Chinese electric car maker Kandi recently announced plans of entering the EV space in the United States and the move could be quite disruptive because of the company's claim to offer extremely affordable products that could further benefit from the incentives that EVs enjoy in America.
The first two models from Kandi in the US would be K27 and K23. It is reported that the K27 could cost around $20,499 but after federal tax credit in the US, it could have a tag of as less as $12,999 (approximately ₹9.75 lakh). The EV claims to have a range of 100 miles (160 kilometres) thanks to a 17.69 kWh battery pack and may well slot itself as the cheapest EV on US roads.
K23 is a slightly more capable and bigger version of K27 and gets 41.4 kWh battery pack which claims to give it a range of 180 miles (290 kilometres). While it has a starting price of around $30,000, incentives could bring it down to about $20,000 (approximately $15,000).

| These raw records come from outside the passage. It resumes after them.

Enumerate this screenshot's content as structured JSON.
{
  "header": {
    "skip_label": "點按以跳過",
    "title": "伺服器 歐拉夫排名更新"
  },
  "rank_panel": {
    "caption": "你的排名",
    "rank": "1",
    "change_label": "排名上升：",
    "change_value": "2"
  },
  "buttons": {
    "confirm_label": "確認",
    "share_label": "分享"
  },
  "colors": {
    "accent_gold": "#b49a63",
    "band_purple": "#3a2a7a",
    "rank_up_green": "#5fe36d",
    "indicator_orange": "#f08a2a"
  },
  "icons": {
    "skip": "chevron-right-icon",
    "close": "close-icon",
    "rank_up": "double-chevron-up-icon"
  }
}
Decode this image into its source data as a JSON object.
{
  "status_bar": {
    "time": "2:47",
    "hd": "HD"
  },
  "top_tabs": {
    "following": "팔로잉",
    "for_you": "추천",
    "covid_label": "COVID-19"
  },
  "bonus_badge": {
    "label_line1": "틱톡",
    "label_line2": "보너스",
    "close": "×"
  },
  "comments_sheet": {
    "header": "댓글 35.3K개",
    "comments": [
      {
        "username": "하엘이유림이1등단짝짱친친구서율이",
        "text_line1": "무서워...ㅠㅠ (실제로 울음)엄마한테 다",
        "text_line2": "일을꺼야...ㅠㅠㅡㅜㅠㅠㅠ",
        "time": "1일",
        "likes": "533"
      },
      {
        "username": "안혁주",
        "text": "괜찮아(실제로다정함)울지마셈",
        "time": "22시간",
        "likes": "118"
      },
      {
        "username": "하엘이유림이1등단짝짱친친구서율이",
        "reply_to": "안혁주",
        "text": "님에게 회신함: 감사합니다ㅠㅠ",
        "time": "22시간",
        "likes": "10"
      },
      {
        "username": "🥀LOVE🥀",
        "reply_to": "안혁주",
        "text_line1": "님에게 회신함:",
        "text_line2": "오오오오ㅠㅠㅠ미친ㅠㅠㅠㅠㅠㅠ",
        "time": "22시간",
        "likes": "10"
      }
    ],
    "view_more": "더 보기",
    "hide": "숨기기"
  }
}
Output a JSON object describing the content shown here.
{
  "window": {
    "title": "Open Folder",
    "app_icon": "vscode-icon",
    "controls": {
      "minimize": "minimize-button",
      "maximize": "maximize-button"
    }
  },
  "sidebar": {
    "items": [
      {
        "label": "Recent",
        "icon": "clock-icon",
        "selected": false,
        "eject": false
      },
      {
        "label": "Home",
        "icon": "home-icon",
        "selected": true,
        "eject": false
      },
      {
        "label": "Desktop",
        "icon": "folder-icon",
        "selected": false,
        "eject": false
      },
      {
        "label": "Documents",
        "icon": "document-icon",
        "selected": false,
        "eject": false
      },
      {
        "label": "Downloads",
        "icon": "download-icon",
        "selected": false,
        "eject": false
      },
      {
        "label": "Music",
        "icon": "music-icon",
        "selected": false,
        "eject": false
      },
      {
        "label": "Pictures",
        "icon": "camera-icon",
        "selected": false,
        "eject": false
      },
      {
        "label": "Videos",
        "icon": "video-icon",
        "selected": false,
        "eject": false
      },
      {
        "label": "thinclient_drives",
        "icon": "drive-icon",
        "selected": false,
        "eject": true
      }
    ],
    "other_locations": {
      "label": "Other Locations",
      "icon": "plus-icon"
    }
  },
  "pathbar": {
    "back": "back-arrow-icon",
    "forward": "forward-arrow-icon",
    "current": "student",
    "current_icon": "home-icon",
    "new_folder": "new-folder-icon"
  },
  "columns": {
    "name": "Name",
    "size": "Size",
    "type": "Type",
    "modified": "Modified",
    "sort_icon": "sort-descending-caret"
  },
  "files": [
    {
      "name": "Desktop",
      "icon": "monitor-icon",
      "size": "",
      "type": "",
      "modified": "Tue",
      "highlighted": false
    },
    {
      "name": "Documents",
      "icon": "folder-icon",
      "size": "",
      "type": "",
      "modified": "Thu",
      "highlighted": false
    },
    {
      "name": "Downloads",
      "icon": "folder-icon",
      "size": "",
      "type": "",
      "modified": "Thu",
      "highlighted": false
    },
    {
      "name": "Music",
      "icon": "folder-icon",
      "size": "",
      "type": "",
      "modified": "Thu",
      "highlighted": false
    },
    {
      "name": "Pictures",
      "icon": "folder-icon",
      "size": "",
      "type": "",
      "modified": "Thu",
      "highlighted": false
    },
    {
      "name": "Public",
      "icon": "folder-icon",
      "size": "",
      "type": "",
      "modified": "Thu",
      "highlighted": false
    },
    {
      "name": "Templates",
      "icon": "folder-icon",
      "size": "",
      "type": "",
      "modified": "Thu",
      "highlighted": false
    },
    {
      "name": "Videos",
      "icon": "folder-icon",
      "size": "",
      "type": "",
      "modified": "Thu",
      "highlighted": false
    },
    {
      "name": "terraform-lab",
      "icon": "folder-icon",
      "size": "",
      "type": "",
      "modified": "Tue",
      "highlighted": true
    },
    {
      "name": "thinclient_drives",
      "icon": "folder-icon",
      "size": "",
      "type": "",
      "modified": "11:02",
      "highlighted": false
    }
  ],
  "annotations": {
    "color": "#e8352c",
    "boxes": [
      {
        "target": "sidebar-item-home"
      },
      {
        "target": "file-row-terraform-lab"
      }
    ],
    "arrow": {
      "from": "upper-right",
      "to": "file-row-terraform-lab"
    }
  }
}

Both the vehicles are clearly no Tesla - either in terms of performance or looks.
That said, there is a chance the EVs find many takers owing to its price tag and as daily city-suburb commute capabilities.
There are certain quality and safety issues but most analysts agree that Chinese EV makers have the capabilities and intent of flooding US markets with their offerings while mostly banking on low selling price to act as a catalyst